(Source records begins)

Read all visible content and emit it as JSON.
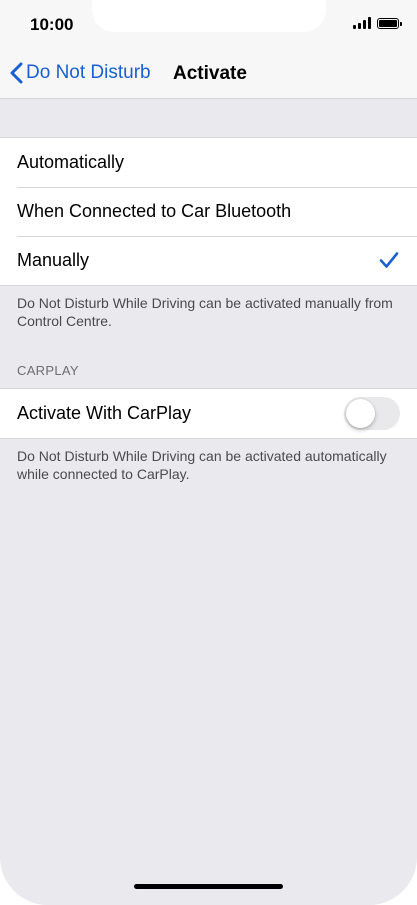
{
  "status_bar": {
    "time": "10:00",
    "signal_icon": "cellular-signal-icon",
    "battery_icon": "battery-icon"
  },
  "nav": {
    "back_label": "Do Not Disturb",
    "back_icon": "chevron-left-icon",
    "title": "Activate"
  },
  "activation_options": {
    "items": [
      {
        "label": "Automatically",
        "selected": false
      },
      {
        "label": "When Connected to Car Bluetooth",
        "selected": false
      },
      {
        "label": "Manually",
        "selected": true
      }
    ],
    "footer": "Do Not Disturb While Driving can be activated manually from Control Centre."
  },
  "carplay": {
    "header": "CARPLAY",
    "toggle_label": "Activate With CarPlay",
    "toggle_on": false,
    "footer": "Do Not Disturb While Driving can be activated automatically while connected to CarPlay."
  },
  "colors": {
    "accent": "#1a5fd1",
    "background": "#e9e9ee",
    "cell": "#ffffff"
  }
}
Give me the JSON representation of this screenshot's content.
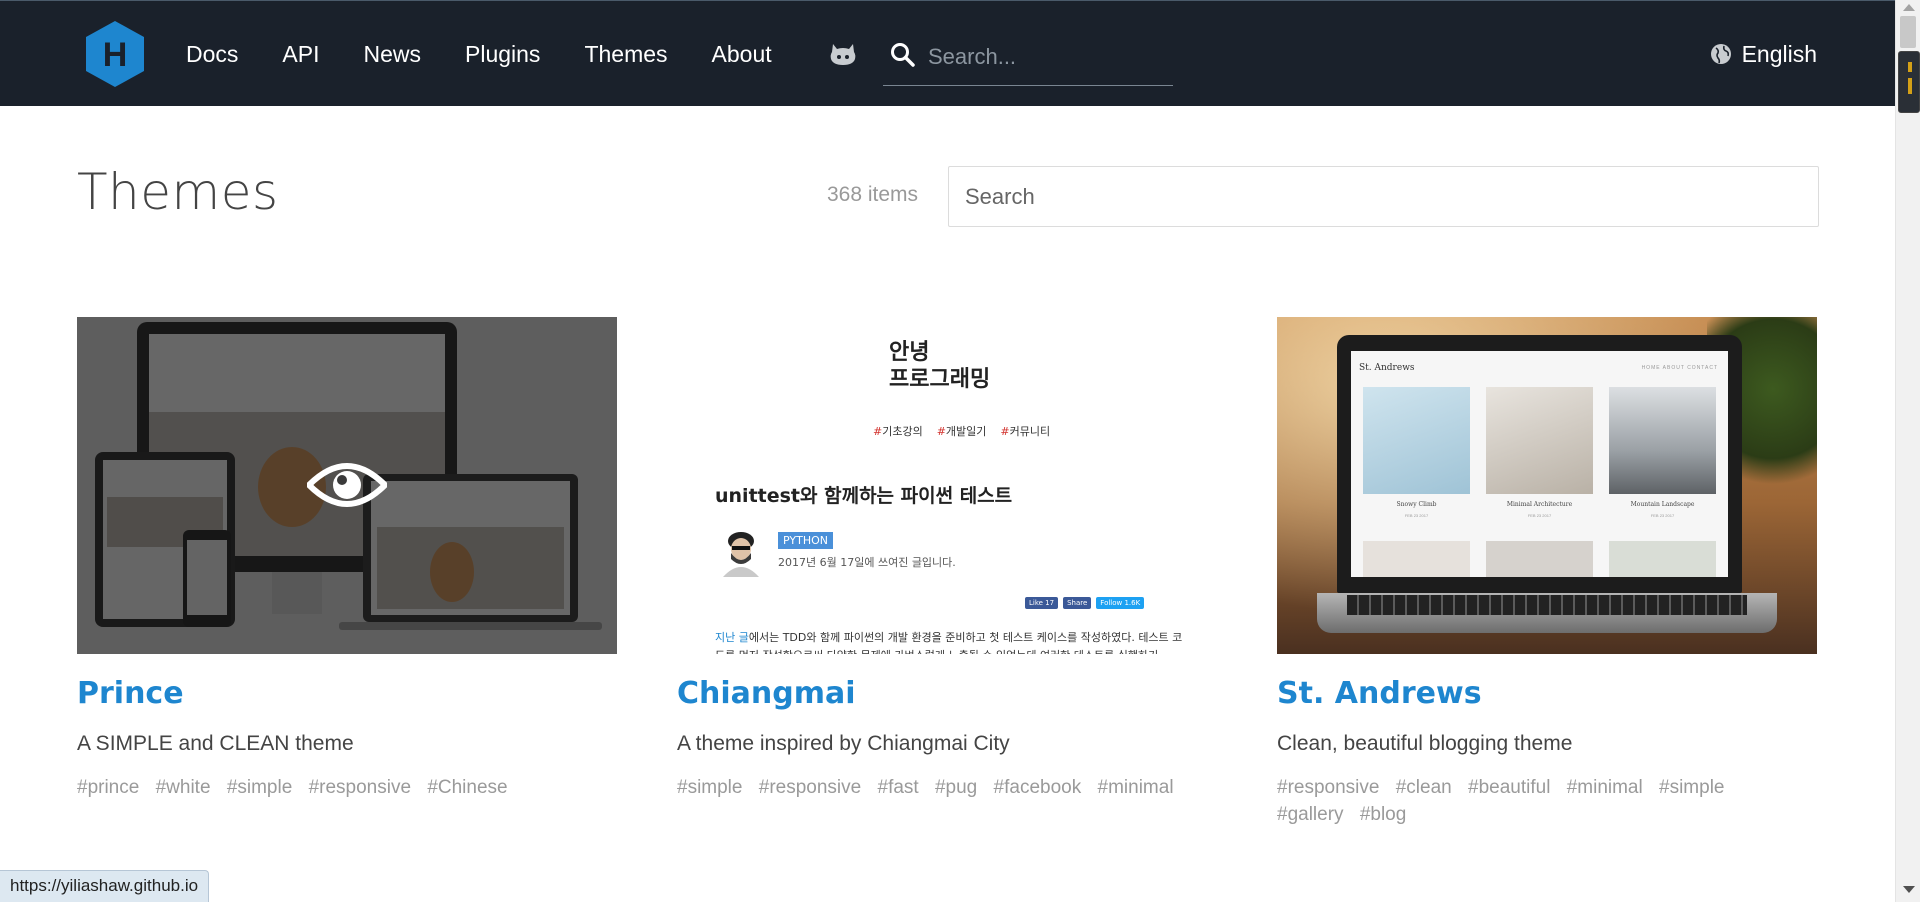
{
  "header": {
    "logo_letter": "H",
    "nav": [
      "Docs",
      "API",
      "News",
      "Plugins",
      "Themes",
      "About"
    ],
    "search_placeholder": "Search...",
    "language": "English"
  },
  "page": {
    "title": "Themes",
    "count": "368 items",
    "search_placeholder": "Search"
  },
  "cards": [
    {
      "name": "Prince",
      "description": "A SIMPLE and CLEAN theme",
      "tags": [
        "#prince",
        "#white",
        "#simple",
        "#responsive",
        "#Chinese"
      ]
    },
    {
      "name": "Chiangmai",
      "description": "A theme inspired by Chiangmai City",
      "tags": [
        "#simple",
        "#responsive",
        "#fast",
        "#pug",
        "#facebook",
        "#minimal"
      ],
      "preview": {
        "heading_line1": "안녕",
        "heading_line2": "프로그래밍",
        "categories": [
          "기초강의",
          "개발일기",
          "커뮤니티"
        ],
        "post_title": "unittest와 함께하는 파이썬 테스트",
        "badge": "PYTHON",
        "date": "2017년 6월 17일에 쓰여진 글입니다.",
        "social": [
          "Like 17",
          "Share",
          "Follow 1.6K"
        ],
        "body_link": "지난 글",
        "body_text": "에서는 TDD와 함께 파이썬의 개발 환경을 준비하고 첫 테스트 케이스를 작성하였다. 테스트 코드를 먼저 작성함으로써 다양한 문제에 가벼스럽게 노출될 수 있었는데 여러한 테스트를 실행하기"
      }
    },
    {
      "name": "St. Andrews",
      "description": "Clean, beautiful blogging theme",
      "tags": [
        "#responsive",
        "#clean",
        "#beautiful",
        "#minimal",
        "#simple",
        "#gallery",
        "#blog"
      ],
      "preview": {
        "site_title": "St. Andrews",
        "nav": "HOME  ABOUT  CONTACT",
        "posts": [
          "Snowy Climb",
          "Minimal Architecture",
          "Mountain Landscape"
        ],
        "post_date": "FEB 23 2017"
      }
    }
  ],
  "status_url": "https://yiliashaw.github.io",
  "colors": {
    "header_bg": "#1a212b",
    "link_blue": "#1e86cf",
    "logo_blue": "#1e86cf"
  }
}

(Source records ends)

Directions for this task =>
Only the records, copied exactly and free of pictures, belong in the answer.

Result of this task =>
Read all visible content and emit it as JSON.
{
  "status_bar": {
    "time": "10:00",
    "signal_icon": "cellular-signal-icon",
    "battery_icon": "battery-icon"
  },
  "nav": {
    "back_label": "Do Not Disturb",
    "back_icon": "chevron-left-icon",
    "title": "Activate"
  },
  "activation_options": {
    "items": [
      {
        "label": "Automatically",
        "selected": false
      },
      {
        "label": "When Connected to Car Bluetooth",
        "selected": false
      },
      {
        "label": "Manually",
        "selected": true
      }
    ],
    "footer": "Do Not Disturb While Driving can be activated manually from Control Centre."
  },
  "carplay": {
    "header": "CARPLAY",
    "toggle_label": "Activate With CarPlay",
    "toggle_on": false,
    "footer": "Do Not Disturb While Driving can be activated automatically while connected to CarPlay."
  },
  "colors": {
    "accent": "#1a5fd1",
    "background": "#e9e9ee",
    "cell": "#ffffff"
  }
}
Give me the JSON representation of this screenshot's content.
{
  "header": {
    "logo_letter": "H",
    "nav": [
      "Docs",
      "API",
      "News",
      "Plugins",
      "Themes",
      "About"
    ],
    "search_placeholder": "Search...",
    "language": "English"
  },
  "page": {
    "title": "Themes",
    "count": "368 items",
    "search_placeholder": "Search"
  },
  "cards": [
    {
      "name": "Prince",
      "description": "A SIMPLE and CLEAN theme",
      "tags": [
        "#prince",
        "#white",
        "#simple",
        "#responsive",
        "#Chinese"
      ]
    },
    {
      "name": "Chiangmai",
      "description": "A theme inspired by Chiangmai City",
      "tags": [
        "#simple",
        "#responsive",
        "#fast",
        "#pug",
        "#facebook",
        "#minimal"
      ],
      "preview": {
        "heading_line1": "안녕",
        "heading_line2": "프로그래밍",
        "categories": [
          "기초강의",
          "개발일기",
          "커뮤니티"
        ],
        "post_title": "unittest와 함께하는 파이썬 테스트",
        "badge": "PYTHON",
        "date": "2017년 6월 17일에 쓰여진 글입니다.",
        "social": [
          "Like 17",
          "Share",
          "Follow 1.6K"
        ],
        "body_link": "지난 글",
        "body_text": "에서는 TDD와 함께 파이썬의 개발 환경을 준비하고 첫 테스트 케이스를 작성하였다. 테스트 코드를 먼저 작성함으로써 다양한 문제에 가벼스럽게 노출될 수 있었는데 여러한 테스트를 실행하기"
      }
    },
    {
      "name": "St. Andrews",
      "description": "Clean, beautiful blogging theme",
      "tags": [
        "#responsive",
        "#clean",
        "#beautiful",
        "#minimal",
        "#simple",
        "#gallery",
        "#blog"
      ],
      "preview": {
        "site_title": "St. Andrews",
        "nav": "HOME  ABOUT  CONTACT",
        "posts": [
          "Snowy Climb",
          "Minimal Architecture",
          "Mountain Landscape"
        ],
        "post_date": "FEB 23 2017"
      }
    }
  ],
  "status_url": "https://yiliashaw.github.io",
  "colors": {
    "header_bg": "#1a212b",
    "link_blue": "#1e86cf",
    "logo_blue": "#1e86cf"
  }
}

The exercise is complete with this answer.